“Having implemented a quarantine on our campus last spring, in cooperation with the Erie County Department of Health, Mercyhurst knows from experience that contact tracing is an essential element to containing the virus, which is why we are placing so much emphasis on the number of staff we are training as well as the quality of the training curriculum,” Zirkle said.

Several staff members have already earned their certificates through Johns Hopkins and others are processing through the program. Smith said she and her colleagues have recruited volunteers from key departments, among them Athletic Training, which includes medically related instruction; the Counseling Center, whose employees have the necessary patient relations and interviewing skills; and Residence Life, which works closely with the student population.

Sweeney has also reached out to the university’s coaching staff to request they take the Johns Hopkins course. “The coaches will not be contract tracers, but we believe the information about COVID-19 is highly educational, and discusses what is involved in quarantine and isolation, and how to communicate well about the virus and its potential spread,” Smith noted.

So, in addition to the 20 official contact tracers, Mercyhurst estimates that by the end of July it will have another 60 to 75 people who took the course and share a common base of education and awareness.

In the introductory course, students learn about the science and clinical presentation of COVID-19 and how it is transmitted from person-to-person, the procedures for identifying and communicating with possible contacts, and why contact tracing can be such an effective public health intervention.

Once all of the trainees have been certified, Smith said her department will draft interview forms for collecting information from individuals who may have been exposed to the virus, host role playing and practice drills, and conduct a full-scale case study before opening in the fall.

Predicated upon an effective contact tracing program, Smith said, other pieces of the extensive reopening plan come into play, including housing preparations for quarantine and isolation, accommodations for food service, opportunities for remote instruction, and so on.
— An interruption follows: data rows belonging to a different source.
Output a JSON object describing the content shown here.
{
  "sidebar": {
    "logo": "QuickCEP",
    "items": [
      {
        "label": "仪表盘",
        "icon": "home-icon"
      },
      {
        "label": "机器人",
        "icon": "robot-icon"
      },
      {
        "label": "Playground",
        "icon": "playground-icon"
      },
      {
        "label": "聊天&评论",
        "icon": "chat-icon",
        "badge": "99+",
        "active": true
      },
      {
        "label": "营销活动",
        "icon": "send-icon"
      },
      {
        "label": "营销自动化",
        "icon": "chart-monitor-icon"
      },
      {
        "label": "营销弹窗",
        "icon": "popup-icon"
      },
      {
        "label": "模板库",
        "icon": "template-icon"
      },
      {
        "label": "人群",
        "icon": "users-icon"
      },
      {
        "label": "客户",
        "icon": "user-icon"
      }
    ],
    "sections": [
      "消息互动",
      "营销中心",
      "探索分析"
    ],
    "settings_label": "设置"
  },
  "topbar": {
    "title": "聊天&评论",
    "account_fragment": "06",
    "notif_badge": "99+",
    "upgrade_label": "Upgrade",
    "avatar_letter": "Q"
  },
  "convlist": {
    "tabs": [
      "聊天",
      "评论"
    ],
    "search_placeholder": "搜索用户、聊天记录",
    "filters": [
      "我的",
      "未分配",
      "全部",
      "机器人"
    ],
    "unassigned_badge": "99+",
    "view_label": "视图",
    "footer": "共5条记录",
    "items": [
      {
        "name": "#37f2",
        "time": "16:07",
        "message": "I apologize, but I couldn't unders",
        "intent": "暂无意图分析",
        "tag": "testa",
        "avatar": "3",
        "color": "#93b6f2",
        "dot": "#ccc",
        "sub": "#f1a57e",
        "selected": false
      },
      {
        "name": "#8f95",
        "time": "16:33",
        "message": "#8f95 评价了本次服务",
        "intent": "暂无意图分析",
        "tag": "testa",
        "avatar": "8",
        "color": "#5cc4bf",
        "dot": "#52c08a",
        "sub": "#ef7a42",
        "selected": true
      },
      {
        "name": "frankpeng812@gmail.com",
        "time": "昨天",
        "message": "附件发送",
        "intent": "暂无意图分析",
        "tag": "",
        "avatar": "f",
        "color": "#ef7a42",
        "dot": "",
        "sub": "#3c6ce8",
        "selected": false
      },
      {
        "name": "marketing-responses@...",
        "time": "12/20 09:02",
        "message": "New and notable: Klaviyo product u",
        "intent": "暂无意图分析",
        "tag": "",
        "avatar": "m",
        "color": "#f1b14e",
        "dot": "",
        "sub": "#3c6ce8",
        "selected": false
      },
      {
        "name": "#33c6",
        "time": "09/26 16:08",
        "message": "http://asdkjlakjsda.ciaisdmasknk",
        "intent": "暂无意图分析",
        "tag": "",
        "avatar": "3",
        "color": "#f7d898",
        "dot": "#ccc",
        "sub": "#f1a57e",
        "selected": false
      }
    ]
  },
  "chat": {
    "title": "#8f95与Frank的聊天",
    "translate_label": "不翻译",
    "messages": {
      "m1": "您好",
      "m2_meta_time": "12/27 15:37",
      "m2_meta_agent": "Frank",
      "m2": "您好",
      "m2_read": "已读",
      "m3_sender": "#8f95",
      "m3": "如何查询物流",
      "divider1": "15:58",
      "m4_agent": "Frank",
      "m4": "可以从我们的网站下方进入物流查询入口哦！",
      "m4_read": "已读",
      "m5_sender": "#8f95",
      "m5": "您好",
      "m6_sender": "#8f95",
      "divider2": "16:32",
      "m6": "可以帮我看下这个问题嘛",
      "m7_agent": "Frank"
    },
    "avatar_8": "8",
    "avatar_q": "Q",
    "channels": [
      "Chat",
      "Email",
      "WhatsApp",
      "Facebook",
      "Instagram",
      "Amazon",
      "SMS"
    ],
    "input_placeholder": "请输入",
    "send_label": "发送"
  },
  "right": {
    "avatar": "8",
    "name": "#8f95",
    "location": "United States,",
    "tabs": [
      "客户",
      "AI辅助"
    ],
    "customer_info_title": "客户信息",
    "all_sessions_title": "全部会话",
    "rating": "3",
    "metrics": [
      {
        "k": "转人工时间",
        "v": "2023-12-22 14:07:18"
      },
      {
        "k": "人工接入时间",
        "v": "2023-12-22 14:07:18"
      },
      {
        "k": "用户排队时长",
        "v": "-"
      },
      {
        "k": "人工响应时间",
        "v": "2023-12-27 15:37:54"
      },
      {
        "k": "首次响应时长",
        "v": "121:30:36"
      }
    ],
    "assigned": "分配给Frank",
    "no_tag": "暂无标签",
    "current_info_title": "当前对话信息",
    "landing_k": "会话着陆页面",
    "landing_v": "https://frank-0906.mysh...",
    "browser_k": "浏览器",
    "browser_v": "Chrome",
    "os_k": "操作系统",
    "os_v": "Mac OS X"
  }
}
“One of the things we learned through the quarantine is how essential it is to move quickly in identifying those who may have been exposed to the virus, reassuring them, educating them and their families, and coordinating closely with the experts at the Erie County Department of Health,” Smith said.